As leader of the FIAC, Puig´s priority was to improve the international projection of Spanish cycling. He scheduled language courses for Spanish technicians to enter in the international arbitration and promoted people he trusted in all spheres of world cycling. In August 1981 he was elected president of the FIAC, surpassing the British voting Eileen Gray. “For the first time in the history of cycling, one Spanish in an important international a charge”.
The presidency of the FIAC automatically made Puig vicepresident of the UCI, but a succession of events prevented to retain both of his positions for too long. That same year, the ICU president, Adriano Rodoni, who had that charge for 23 years, resigned because of his poor health. Louis Perfetta was expected to succeed, but the Swiss leader died that summer.
Some days after, Luis Puig prepared his candidacy for president of the UCI. His opponent was the Luxembourg Josy Esch, president of the IFTF, whom he defeated in the second round of voting, after a draw of fourteen votes in the first round. “For the first time Spain leads 164 countries, and there is a Spanish sitting at the UCI´s headquarters “. Puig became, at the age of 66, the highest authority of the world cycling and the second Spanish to chair an international federation after Carmelo Belda, who had led the Valencian Pilota.

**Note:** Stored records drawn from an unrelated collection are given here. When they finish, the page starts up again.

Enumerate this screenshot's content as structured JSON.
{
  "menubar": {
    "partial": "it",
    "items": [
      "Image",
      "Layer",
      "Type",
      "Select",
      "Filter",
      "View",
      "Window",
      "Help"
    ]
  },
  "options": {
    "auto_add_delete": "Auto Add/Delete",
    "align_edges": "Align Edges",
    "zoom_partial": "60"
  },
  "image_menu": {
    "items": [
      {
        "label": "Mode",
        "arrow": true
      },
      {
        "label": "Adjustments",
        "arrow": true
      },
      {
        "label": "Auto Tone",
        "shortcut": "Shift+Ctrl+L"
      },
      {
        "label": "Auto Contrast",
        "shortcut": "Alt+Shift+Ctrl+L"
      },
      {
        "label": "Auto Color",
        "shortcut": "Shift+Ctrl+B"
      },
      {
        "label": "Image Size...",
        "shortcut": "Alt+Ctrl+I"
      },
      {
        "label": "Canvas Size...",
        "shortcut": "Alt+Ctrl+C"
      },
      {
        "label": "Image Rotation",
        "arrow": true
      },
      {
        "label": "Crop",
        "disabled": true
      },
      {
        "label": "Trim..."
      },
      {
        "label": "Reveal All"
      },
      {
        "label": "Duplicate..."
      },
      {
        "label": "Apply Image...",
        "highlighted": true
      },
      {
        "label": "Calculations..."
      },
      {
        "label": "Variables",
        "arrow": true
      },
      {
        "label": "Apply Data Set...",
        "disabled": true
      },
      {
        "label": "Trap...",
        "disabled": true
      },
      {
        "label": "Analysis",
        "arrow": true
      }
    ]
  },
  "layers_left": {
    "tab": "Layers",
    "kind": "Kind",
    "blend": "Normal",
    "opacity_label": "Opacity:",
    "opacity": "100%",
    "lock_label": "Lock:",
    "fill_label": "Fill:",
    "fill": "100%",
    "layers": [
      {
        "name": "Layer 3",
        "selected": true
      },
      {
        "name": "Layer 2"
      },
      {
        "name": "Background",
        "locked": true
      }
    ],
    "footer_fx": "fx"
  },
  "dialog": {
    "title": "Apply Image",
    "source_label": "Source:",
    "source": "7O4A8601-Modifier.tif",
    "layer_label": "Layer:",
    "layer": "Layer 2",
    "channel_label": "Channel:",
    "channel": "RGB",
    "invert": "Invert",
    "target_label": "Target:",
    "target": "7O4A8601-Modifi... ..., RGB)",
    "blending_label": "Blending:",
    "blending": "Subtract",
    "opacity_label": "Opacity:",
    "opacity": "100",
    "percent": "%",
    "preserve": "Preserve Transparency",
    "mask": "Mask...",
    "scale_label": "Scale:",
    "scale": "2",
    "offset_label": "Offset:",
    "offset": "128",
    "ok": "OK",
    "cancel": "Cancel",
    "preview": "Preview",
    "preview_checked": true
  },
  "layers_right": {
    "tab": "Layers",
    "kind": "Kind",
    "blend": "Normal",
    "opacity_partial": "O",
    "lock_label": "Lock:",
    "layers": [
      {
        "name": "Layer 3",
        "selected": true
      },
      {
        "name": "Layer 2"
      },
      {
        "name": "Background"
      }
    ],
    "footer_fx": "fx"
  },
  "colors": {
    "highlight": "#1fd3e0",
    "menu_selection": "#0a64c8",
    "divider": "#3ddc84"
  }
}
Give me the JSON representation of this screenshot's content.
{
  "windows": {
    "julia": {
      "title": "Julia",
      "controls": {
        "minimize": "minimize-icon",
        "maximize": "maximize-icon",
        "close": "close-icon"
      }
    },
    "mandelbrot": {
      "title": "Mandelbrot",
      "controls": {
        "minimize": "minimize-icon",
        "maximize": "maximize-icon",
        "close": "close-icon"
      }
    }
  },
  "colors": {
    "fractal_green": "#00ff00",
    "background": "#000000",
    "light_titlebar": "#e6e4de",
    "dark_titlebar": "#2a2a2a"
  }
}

Puig chaired the UCI from 1981 until his death in 1990 and was reelected in 1985 and 1989. He strengthened the collaboration between the IFTF and the FIAC and promoted open tours, where bikers of both generations could be registered, inaugurating therefore a new era in world cycling. When he accepted the charge, King Juan Carlos I received him and said: “Just a tip, your responsibility is the country’s image.”Four years later, after the first reelection, Puig sent a telegram to the king: “I have fulfilled.”